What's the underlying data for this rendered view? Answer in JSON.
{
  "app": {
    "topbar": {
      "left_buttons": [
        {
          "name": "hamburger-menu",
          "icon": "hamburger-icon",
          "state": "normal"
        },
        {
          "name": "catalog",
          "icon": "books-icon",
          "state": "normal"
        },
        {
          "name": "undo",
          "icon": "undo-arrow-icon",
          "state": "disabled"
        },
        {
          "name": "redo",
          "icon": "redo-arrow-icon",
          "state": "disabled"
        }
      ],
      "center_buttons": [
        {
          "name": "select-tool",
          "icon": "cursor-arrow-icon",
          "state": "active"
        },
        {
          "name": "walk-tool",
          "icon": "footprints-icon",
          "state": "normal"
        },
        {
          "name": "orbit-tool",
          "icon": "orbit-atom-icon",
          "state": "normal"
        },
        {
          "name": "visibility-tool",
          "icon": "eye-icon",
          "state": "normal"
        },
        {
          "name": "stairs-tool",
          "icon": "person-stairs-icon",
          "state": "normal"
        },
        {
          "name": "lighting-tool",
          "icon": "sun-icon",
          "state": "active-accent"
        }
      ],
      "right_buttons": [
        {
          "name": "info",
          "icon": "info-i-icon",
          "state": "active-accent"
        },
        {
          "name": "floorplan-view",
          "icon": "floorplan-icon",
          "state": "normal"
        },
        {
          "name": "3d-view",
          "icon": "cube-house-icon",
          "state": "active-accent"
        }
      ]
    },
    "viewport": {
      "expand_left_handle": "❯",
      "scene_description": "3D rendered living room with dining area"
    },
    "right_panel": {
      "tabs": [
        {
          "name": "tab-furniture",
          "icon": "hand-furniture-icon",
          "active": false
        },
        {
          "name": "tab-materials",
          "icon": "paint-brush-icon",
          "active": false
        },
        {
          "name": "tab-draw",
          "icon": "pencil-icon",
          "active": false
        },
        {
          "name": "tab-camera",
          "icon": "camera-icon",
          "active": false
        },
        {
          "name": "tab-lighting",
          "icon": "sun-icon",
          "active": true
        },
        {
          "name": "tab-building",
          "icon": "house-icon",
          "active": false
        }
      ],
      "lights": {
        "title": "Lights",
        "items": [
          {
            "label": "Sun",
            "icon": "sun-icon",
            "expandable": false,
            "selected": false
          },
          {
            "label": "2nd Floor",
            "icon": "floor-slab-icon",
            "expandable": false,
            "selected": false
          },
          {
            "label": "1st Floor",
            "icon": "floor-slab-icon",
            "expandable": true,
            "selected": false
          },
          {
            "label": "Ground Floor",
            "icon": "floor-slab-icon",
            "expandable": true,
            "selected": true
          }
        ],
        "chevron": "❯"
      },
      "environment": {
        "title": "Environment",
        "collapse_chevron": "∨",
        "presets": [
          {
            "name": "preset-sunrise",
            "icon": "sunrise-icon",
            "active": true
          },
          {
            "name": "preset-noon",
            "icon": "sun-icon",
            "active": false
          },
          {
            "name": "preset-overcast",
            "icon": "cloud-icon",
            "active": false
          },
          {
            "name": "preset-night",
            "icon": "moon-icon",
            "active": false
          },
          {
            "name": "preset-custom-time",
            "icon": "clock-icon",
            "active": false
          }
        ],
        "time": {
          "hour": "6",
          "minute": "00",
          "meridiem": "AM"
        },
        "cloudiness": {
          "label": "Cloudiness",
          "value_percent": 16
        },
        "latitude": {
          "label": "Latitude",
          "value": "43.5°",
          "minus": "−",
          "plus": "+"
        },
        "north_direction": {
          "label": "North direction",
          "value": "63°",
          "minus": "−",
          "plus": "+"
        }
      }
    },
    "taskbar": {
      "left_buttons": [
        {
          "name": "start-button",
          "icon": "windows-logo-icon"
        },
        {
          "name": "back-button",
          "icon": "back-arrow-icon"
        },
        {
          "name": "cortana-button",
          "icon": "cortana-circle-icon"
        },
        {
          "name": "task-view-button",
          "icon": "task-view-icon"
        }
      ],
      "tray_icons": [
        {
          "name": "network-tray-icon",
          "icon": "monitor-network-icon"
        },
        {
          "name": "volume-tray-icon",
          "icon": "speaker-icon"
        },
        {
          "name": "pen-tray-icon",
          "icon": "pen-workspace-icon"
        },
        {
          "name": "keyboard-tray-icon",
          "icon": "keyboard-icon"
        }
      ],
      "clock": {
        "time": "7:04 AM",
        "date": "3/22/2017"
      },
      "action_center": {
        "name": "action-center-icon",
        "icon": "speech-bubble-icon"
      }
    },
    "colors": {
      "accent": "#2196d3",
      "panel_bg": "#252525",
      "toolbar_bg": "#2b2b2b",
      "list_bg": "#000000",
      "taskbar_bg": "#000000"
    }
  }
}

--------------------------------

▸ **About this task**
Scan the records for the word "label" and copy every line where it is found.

▸ **Result for this exercise**
            "label": "Sun",
            "label": "2nd Floor",
            "label": "1st Floor",
            "label": "Ground Floor",
          "label": "Cloudiness",
          "label": "Latitude",
          "label": "North direction",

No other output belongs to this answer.